  27. ^ a b c "The common carrier". QR History. Queensland Rail. Archived from the original on 22 July 2008.
  28. ^ a b "Towards a unified rail system". QR History. Queensland Rail. Archived from the original on 30 October 2009. Retrieved 8 April 2008.
  29. ^ a b "A vision splendid". QR History. Queensland Rail. Archived from the original on 30 June 2010.
  30. ^ a b "Rail as foremost mode of travel". QR History. Queensland Rail. Archived from the original on 12 September 2009. Retrieved 8 April 2008.
  31. ^ a b "Modern competitive railway". QR History. Queensland Rail. Archived from the original on 30 September 2009.
  32. ^ a b c d e f g h i j "Chapter 5: The Railway Age, 1874–1920". Linking a Nation. Australian Heritage Council. Archived from the original on 29 February 2008.
  33. ^ a b c d "A History of Rail in South Australia". National Rail Museum. Archived from the original on 21 April 2009.
  34. ^ "Terowie Urban Conservation Area, Terowie, SA, Australia". Australian Heritage Database. Aussie Heritage. Archived from the original on 4 August 2008.
  35. ^ "Peterborough Railway Roundhouse and Turntable, Railway Terrace, Peterborough, SA". Australian Heritage Database. Aussie Heritage. Retrieved 11 April 2008.
  36. ^ Commonwealth of Australia Constitution Act
  37. ^ Gunzburg, Adrian; Austin, Jeff (2008), Rails through the Bush: Timber and Firewood Tramways and Railway Contractors of Western Australia, Perth, W.A.: Rail Heritage WA, ISBN 978-0-9803922-2-7
  38. ^ Anderson, John. "Media release, December 2003". Government of Australia. Archived from the original on 9 September 2007.
  39. ^ Single, national rail safety regulatory and investigation framework: draft regulatory impact statement (PDF), Australia: National Transport Commission, November 2008, archived from the original (PDF) on 12 February 2014

Further reading[edit]

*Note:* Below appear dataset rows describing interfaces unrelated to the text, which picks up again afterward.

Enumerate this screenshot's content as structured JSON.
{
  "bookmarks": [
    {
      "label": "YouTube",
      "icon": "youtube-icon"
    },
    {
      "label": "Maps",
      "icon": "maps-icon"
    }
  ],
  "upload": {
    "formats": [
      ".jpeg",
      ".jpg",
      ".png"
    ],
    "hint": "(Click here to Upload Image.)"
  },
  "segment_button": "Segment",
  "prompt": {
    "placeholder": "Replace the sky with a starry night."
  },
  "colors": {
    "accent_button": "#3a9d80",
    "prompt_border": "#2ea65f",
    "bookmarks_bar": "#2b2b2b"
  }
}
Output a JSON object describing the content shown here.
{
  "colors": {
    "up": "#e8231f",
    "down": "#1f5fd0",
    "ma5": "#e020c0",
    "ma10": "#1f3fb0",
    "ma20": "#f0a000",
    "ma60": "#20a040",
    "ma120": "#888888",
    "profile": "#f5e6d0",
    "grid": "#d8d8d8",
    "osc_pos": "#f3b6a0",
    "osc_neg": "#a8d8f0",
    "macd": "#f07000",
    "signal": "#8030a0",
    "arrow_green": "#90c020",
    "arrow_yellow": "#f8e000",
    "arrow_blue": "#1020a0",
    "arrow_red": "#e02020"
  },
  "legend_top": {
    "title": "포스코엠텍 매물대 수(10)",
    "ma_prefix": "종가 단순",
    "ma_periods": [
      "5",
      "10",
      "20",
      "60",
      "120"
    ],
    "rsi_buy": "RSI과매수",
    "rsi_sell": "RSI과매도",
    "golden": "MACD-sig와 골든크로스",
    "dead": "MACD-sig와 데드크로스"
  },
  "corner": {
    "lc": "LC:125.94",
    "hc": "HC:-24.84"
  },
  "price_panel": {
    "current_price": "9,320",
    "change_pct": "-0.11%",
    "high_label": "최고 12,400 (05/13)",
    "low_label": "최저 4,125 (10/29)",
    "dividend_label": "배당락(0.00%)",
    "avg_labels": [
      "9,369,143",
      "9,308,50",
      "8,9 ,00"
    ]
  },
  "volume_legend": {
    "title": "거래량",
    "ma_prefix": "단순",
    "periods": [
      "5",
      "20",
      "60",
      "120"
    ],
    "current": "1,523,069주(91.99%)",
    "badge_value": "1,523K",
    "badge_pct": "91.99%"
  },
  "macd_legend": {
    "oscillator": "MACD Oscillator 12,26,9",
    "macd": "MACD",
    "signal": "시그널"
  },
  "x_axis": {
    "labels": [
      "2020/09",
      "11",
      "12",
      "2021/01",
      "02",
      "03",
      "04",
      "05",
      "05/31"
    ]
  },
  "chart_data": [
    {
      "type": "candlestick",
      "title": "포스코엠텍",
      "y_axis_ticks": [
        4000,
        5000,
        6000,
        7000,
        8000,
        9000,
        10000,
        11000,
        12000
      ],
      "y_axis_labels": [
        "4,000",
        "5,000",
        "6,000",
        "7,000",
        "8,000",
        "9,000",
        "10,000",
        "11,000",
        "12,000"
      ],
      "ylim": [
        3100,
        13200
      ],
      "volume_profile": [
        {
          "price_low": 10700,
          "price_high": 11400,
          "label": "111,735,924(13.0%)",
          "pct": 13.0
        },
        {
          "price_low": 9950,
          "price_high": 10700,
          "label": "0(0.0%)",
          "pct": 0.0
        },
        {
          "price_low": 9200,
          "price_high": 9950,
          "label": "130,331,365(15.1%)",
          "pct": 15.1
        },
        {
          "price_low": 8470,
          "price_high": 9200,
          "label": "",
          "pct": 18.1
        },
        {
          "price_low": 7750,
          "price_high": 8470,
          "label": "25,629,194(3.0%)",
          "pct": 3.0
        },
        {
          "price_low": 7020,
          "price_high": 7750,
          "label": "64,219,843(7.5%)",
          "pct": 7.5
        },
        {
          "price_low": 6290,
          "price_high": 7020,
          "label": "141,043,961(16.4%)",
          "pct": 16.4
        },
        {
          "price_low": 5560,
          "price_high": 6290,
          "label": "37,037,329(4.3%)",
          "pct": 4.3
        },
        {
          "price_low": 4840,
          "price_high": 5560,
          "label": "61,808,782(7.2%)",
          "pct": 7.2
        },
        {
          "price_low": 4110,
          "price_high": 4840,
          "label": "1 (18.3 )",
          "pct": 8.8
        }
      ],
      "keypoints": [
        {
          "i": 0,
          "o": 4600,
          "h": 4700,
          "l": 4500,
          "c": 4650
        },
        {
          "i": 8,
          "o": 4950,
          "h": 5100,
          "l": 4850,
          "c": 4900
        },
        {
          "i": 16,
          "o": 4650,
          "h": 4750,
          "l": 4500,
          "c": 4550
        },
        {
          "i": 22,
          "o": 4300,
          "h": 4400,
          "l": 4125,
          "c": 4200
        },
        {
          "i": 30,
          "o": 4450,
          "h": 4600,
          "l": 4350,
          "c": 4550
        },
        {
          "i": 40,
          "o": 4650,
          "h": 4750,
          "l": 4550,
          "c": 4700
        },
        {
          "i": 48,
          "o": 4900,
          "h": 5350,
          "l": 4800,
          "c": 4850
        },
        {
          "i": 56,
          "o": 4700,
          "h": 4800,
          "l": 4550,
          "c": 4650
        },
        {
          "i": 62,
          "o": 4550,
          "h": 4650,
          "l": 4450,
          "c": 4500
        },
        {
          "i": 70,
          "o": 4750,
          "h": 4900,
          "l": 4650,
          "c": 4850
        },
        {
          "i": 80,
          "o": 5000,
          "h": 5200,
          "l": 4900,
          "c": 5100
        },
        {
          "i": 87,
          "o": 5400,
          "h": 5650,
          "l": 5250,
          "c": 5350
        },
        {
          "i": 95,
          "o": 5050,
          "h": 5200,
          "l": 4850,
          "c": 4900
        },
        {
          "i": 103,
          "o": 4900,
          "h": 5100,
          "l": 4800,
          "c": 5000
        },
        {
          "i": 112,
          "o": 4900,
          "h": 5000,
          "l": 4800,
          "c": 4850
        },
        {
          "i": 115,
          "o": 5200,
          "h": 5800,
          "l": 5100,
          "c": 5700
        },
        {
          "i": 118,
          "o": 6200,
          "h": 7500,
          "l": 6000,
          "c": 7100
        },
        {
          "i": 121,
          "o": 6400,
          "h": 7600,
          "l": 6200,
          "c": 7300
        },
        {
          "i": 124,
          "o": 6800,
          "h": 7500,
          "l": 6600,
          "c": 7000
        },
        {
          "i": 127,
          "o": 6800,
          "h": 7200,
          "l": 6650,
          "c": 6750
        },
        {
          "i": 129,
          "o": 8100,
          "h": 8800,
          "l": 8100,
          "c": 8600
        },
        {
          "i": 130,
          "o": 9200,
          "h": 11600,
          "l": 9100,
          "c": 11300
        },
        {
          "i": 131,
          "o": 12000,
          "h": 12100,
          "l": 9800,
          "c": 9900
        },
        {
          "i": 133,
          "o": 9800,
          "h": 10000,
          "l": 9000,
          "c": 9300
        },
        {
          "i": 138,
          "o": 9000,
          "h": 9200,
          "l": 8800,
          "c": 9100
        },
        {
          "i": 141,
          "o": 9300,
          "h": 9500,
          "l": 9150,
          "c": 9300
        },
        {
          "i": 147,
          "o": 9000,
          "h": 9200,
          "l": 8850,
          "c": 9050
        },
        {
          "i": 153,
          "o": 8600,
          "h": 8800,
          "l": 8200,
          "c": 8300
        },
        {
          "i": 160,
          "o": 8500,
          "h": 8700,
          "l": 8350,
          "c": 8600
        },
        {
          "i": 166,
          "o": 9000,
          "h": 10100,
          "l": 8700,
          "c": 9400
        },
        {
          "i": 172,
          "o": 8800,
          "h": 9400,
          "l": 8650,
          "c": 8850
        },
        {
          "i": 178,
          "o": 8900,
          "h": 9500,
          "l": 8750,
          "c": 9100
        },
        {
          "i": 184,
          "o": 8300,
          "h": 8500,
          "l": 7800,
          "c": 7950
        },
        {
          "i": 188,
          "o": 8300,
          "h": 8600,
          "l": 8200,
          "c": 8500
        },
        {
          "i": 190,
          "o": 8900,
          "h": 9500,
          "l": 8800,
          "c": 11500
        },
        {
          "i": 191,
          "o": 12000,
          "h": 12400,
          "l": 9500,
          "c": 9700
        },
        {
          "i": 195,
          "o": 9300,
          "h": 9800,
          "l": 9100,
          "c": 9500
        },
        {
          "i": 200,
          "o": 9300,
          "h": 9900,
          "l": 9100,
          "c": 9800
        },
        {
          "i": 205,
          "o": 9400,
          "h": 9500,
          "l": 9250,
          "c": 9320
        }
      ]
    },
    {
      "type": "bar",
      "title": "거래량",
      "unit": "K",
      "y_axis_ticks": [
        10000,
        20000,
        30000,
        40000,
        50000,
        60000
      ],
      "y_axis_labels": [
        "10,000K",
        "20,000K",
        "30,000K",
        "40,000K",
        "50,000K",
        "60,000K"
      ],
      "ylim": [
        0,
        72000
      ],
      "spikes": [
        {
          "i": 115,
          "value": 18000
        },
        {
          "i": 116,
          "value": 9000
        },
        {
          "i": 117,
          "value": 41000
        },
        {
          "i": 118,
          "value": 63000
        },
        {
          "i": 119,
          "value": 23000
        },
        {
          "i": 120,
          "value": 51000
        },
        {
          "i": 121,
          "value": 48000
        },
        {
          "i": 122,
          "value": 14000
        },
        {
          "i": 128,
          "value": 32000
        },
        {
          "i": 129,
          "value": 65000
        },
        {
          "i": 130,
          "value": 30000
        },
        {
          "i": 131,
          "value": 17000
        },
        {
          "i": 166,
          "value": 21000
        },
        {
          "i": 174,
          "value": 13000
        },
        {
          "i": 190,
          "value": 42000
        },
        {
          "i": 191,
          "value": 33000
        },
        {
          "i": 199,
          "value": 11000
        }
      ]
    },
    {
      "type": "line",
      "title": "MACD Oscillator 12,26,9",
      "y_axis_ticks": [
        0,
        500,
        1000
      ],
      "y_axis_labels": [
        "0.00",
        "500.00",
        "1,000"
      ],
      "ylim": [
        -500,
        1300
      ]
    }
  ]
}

  • Brown, Sid. "Tracks Across the State". Newsrail (Australian Railway Historical Society (Victorian Division)) (March 1990). 18 (3): 71–76.
  • Carroll, Brian. Australia's Railway Days: Milestones in Railway History (Macmillan Company of Australia, 1977).
  • Hearn, Mark. Working Lives: A History of the Australian Railways Union (NSW Branch) (Sydney: Hale & Iremonger, 1990).
  • Hill, William (1894). "State Railways in Australia". Journal of Political Economy. 3 (1): 1–23.
  • Lee, Robert. "A Fractious Federation: Patterns in Australian Railway Historiography." Mobility in History 4#1 (2013): 149–158.
  • Rowe, Denis. "The Robust Navvy: The Railway Construction Worker in Northern New South Wales, 1854–1894." Labour History (1980): 28–46. in JSTOR
  • Taksa, Lucy. "'About as popular as a dose of clap': Steam, diesel and masculinity at the New South Wales Eveleigh railway workshops." The Journal of Transport History 26#2 (2005): 79–97.
  • Testro, Ron. A Pictorial History of Australian Railways (Lansdowne Press, 1971)
  • Wills-Johnson, Nick. "Competition Policy and Railway Investment in Australia." Planning and Transport Research Centre Working Paper 12 (2007). online
  • Wotherspoon, Garry. "The determinants of the pattern and pace of railway development in New South Wales, 1850–1914." Australian Journal of Politics & History 25.1 (1979): 51–65.

External links[edit]